Task to complete.
Identify every line in the records below that contains the word "label", and copy each of those lines.

Extracted information.
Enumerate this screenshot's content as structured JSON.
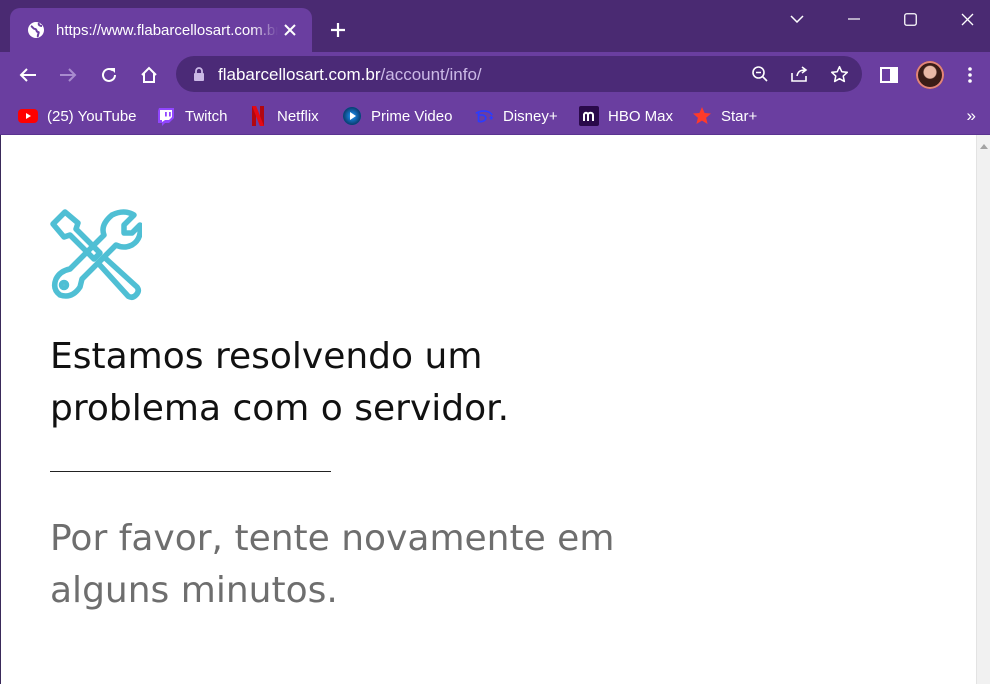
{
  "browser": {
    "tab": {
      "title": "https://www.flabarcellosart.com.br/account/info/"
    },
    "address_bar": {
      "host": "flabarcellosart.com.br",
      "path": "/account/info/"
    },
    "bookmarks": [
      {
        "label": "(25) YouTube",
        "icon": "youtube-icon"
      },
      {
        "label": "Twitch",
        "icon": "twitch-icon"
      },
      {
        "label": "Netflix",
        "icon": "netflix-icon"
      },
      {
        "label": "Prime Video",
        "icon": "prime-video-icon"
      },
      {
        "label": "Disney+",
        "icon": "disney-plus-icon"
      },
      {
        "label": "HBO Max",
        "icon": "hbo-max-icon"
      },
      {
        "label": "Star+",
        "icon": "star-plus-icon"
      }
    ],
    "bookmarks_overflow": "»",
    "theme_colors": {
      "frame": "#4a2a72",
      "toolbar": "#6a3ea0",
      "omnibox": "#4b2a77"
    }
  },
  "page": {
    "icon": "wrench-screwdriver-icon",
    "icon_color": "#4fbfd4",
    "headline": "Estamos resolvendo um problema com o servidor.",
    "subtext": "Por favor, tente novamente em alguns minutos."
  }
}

Written solution.
        "label": "(25) YouTube",
        "label": "Twitch",
        "label": "Netflix",
        "label": "Prime Video",
        "label": "Disney+",
        "label": "HBO Max",
        "label": "Star+",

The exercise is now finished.